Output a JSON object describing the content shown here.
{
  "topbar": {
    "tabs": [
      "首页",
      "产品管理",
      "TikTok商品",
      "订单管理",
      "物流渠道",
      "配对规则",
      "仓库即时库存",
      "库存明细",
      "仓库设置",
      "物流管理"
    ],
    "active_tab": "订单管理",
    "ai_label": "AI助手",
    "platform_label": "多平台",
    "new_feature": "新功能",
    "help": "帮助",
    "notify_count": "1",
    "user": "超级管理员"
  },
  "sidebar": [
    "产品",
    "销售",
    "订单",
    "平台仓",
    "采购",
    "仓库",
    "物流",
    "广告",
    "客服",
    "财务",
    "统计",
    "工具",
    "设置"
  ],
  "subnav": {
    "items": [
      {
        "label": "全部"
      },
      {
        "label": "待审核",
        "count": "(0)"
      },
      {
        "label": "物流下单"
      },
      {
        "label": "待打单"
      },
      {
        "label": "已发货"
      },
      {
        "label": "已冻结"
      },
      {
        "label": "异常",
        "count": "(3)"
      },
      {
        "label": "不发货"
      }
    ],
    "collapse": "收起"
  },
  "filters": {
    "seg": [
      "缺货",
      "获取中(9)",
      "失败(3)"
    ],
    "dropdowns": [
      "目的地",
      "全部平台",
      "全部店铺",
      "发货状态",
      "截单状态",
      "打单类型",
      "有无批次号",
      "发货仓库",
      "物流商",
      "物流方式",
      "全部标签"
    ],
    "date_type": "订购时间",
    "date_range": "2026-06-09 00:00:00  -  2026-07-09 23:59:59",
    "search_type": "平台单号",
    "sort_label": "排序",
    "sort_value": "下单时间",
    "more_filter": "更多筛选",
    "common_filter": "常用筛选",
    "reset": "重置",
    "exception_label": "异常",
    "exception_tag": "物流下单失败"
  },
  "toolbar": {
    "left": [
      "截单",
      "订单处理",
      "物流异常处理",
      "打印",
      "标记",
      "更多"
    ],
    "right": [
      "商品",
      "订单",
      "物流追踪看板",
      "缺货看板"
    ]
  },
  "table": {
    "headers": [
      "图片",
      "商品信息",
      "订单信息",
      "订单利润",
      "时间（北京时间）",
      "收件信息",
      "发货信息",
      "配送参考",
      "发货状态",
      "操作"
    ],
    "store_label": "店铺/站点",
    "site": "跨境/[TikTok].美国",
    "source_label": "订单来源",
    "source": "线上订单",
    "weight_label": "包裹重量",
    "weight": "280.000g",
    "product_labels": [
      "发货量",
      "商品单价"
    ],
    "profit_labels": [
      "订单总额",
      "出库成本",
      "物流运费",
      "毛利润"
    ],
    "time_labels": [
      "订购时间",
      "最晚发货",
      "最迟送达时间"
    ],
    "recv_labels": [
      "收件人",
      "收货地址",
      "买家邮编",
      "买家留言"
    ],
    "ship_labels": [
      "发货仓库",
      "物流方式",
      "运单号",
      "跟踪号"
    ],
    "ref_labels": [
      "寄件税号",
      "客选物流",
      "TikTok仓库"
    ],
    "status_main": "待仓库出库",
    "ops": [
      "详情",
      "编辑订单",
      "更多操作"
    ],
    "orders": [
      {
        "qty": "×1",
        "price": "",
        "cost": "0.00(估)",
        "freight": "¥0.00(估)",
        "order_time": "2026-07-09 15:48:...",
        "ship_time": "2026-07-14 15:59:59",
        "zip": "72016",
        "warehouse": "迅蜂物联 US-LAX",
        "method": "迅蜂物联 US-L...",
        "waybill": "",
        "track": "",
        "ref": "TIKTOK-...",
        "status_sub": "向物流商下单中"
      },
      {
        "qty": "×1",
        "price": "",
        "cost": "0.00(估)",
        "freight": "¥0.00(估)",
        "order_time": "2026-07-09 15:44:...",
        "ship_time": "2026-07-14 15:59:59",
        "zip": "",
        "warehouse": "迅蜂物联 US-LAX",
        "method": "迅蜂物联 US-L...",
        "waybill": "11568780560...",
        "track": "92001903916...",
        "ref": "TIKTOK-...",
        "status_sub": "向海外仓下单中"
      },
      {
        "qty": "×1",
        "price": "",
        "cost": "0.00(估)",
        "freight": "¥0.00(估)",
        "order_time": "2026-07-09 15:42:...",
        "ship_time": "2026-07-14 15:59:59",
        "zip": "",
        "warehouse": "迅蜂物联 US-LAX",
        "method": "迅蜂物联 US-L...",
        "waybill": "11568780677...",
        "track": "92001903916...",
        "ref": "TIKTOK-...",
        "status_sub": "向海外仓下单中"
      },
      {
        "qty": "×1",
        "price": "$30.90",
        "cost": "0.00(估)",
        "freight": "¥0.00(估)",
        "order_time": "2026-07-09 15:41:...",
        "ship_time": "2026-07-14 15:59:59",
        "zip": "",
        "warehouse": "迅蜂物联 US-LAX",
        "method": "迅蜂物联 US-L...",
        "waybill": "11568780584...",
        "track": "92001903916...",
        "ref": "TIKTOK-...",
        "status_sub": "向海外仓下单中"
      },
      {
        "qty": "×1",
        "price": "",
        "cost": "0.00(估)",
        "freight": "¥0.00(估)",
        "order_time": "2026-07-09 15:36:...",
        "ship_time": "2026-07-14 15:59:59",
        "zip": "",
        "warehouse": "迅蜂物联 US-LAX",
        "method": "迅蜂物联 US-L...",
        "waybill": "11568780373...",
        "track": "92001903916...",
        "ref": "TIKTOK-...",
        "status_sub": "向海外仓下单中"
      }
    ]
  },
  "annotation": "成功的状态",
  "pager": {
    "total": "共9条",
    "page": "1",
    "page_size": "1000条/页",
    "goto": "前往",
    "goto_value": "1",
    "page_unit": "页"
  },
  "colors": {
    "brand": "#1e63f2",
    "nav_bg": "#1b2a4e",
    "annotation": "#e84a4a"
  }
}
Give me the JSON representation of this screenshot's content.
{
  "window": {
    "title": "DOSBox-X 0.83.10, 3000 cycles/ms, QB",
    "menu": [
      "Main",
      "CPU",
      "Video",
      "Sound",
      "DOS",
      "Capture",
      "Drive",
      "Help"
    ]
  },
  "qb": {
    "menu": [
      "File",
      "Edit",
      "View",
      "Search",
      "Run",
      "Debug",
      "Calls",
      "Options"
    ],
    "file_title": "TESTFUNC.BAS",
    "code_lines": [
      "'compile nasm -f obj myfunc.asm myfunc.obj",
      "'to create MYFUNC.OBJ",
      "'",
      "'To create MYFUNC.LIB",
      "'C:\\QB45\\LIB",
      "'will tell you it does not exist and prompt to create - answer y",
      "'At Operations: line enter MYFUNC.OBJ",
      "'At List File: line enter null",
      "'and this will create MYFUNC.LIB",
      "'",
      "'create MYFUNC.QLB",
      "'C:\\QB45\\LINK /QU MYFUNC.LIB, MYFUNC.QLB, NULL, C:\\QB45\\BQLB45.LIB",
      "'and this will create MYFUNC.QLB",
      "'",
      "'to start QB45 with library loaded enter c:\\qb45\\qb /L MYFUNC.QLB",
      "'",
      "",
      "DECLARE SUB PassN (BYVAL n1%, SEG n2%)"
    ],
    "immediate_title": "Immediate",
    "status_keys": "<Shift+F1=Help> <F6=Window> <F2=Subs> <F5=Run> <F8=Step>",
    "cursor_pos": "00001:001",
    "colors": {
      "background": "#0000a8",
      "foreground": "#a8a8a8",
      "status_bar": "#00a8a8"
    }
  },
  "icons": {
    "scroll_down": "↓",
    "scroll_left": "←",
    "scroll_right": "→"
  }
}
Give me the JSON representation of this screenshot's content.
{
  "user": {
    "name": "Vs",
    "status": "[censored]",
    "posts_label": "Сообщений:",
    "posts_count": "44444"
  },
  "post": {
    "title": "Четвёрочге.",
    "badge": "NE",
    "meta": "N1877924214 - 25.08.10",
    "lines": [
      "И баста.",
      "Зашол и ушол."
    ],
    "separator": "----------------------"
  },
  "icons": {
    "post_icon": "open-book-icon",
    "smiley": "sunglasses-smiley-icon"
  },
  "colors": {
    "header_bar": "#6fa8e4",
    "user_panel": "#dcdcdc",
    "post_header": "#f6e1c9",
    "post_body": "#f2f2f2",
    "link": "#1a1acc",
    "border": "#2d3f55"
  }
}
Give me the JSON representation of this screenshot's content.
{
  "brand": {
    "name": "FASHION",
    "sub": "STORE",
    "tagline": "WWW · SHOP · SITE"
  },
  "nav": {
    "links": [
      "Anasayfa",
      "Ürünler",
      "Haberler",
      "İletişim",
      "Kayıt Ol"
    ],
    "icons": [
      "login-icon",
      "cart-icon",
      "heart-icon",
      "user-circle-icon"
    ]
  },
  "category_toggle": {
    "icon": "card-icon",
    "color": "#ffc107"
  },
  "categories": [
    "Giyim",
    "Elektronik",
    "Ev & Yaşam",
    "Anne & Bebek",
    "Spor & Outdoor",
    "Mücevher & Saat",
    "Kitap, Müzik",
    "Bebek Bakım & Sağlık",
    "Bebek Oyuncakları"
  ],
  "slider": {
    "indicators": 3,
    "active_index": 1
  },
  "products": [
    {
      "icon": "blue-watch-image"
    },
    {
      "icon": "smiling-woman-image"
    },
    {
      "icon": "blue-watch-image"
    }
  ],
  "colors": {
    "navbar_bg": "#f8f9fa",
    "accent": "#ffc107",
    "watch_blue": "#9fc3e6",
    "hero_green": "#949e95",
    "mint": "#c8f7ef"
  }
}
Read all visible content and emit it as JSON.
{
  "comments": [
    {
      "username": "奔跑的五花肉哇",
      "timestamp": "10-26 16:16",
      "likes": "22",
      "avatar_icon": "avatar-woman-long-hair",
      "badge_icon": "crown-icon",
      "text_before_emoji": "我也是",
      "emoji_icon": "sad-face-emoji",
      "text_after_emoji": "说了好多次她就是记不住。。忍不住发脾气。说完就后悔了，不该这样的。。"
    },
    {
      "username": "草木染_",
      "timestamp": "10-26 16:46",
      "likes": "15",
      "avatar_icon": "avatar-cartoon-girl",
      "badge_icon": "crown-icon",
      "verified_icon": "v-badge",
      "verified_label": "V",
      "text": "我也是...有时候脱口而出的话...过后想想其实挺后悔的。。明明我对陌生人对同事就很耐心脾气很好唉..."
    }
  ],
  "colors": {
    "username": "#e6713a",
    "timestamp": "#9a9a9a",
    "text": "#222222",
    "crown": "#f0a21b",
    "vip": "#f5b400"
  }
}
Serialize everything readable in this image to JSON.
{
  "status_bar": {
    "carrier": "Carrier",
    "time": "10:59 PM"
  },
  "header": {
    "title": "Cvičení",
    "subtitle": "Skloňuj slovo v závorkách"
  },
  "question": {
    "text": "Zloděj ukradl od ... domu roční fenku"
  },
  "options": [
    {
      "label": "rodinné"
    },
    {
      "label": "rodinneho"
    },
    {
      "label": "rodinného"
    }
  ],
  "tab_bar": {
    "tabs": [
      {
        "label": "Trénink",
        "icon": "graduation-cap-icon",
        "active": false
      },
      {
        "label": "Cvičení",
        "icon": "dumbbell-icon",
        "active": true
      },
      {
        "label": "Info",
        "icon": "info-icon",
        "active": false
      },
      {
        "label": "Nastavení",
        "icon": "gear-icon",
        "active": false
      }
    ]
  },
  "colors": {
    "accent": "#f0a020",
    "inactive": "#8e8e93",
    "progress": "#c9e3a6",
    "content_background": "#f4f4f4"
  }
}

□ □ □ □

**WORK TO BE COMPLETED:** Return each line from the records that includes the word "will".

**OUTPUT FOR THIS TASK:**
      "'will tell you it does not exist and prompt to create - answer y",
      "'and this will create MYFUNC.LIB",
      "'and this will create MYFUNC.QLB",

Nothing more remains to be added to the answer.